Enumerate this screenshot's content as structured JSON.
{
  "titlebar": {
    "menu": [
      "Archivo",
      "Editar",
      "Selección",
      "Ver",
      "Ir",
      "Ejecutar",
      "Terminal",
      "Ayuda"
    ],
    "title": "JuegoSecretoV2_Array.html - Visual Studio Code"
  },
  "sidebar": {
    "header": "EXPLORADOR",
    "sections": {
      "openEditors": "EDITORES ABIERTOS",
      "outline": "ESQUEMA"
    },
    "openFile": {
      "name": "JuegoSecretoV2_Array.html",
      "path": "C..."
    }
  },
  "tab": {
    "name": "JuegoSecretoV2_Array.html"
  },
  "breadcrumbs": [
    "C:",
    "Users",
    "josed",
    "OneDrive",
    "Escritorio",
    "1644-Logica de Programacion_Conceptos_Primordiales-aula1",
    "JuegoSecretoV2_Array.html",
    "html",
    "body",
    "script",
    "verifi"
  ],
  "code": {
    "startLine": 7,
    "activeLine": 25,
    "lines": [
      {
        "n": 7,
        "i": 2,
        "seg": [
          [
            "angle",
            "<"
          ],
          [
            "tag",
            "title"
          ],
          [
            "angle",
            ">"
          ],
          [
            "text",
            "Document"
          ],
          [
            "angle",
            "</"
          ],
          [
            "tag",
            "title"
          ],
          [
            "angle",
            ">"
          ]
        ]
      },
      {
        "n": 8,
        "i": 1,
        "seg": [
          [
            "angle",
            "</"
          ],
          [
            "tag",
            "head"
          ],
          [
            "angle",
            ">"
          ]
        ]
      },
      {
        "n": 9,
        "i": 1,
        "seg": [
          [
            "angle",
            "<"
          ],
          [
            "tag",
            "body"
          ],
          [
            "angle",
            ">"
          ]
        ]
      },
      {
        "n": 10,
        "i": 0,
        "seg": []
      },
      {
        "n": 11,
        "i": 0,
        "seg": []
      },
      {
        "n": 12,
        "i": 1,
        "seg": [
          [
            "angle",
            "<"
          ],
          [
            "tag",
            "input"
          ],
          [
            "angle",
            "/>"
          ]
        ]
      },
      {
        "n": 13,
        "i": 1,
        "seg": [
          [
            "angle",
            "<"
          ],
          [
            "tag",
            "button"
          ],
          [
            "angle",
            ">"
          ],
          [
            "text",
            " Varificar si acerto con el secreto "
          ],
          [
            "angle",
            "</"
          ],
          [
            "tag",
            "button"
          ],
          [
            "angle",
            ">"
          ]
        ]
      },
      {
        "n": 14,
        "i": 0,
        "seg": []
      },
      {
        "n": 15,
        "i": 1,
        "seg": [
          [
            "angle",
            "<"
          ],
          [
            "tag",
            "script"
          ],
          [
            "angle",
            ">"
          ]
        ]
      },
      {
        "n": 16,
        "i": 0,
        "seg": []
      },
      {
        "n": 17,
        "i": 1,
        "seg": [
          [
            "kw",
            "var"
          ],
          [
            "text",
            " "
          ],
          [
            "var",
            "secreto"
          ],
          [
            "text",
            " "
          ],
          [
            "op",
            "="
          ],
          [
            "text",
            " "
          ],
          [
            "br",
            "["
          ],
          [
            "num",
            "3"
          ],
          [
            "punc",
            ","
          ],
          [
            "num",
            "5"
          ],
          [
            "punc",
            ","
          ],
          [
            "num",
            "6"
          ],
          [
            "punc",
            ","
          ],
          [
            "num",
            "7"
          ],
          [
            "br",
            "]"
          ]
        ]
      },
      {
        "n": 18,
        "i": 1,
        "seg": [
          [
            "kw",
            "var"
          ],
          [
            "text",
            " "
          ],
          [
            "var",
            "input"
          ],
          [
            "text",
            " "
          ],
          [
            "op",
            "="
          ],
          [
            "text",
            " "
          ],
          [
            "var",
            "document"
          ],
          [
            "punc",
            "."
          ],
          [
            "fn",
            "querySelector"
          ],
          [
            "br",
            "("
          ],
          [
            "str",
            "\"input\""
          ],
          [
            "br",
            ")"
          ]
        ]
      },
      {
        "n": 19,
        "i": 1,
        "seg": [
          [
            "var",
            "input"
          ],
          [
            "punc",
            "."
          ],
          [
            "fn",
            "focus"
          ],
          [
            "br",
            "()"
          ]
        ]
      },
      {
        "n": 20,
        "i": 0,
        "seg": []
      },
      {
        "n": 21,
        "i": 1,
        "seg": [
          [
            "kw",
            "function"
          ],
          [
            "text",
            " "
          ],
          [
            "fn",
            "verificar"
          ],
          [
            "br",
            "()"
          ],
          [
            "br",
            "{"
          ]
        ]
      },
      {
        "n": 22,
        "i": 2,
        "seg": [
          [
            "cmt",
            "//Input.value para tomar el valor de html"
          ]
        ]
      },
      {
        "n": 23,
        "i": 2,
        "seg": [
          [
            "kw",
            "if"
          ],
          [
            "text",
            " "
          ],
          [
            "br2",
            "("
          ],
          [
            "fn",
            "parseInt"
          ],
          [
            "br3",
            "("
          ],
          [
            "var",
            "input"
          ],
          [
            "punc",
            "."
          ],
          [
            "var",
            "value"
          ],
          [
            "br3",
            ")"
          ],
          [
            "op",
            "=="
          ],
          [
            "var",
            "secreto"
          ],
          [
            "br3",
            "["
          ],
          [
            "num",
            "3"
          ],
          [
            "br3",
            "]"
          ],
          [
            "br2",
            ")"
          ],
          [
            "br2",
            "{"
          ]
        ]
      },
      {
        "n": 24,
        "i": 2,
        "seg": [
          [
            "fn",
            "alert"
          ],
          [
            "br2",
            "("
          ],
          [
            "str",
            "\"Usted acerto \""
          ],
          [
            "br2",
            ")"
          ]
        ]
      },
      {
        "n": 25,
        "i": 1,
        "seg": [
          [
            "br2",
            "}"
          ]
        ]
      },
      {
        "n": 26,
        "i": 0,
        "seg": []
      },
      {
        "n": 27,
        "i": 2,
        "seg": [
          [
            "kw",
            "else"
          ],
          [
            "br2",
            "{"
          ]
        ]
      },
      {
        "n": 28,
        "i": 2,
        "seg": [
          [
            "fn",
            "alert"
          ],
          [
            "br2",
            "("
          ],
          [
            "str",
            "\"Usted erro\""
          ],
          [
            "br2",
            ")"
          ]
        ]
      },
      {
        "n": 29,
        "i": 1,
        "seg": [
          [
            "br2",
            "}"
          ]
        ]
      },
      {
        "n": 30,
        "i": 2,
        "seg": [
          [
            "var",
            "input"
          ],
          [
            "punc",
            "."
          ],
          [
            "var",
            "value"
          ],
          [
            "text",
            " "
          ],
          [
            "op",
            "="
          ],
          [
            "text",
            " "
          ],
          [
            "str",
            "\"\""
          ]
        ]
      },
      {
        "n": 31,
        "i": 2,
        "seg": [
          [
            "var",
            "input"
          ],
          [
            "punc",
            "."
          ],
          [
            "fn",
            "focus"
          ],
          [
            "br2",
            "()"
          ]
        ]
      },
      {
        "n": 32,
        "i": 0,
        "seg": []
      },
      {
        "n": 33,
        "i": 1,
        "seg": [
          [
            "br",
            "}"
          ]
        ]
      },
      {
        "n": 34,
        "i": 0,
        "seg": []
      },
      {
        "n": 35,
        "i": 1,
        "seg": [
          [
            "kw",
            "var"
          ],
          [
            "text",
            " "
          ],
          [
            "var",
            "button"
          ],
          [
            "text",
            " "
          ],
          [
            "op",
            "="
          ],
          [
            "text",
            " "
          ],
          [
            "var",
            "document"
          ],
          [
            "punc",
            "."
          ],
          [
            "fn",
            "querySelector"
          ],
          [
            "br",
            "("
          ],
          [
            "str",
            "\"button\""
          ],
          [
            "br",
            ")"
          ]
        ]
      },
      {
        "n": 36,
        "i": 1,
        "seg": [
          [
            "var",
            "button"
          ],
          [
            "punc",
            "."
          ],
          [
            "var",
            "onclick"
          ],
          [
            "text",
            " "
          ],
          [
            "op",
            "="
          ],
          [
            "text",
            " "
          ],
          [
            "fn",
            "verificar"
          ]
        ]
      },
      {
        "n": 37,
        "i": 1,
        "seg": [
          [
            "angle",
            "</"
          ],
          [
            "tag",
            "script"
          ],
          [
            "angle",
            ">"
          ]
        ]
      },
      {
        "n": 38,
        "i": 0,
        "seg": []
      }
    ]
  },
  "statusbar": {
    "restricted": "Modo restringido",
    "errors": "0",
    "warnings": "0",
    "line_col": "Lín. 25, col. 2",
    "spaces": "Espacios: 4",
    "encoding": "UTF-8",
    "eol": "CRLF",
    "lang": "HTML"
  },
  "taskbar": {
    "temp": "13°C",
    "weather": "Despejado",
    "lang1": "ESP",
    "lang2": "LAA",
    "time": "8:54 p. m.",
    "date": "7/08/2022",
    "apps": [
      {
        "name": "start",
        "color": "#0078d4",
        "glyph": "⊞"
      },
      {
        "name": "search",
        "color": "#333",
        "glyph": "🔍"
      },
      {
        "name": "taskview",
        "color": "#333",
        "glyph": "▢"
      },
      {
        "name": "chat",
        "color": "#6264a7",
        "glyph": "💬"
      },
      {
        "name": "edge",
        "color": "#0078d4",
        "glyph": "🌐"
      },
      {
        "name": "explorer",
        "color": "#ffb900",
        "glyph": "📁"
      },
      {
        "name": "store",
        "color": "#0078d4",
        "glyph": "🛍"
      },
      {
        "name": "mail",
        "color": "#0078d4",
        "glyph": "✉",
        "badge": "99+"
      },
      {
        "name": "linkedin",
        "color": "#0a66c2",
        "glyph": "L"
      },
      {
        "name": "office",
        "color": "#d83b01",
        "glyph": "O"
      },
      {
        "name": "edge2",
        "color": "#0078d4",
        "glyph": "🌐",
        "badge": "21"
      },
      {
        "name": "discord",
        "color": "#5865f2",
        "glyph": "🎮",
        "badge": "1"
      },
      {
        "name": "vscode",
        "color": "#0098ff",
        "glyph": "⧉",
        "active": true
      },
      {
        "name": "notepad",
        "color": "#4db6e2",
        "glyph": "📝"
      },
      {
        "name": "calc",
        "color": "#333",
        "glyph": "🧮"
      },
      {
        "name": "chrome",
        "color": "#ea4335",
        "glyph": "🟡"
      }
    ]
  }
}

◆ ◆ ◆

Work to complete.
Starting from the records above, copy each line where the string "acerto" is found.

Solution to this task.
            " Varificar si acerto con el secreto "
            "\"Usted acerto \""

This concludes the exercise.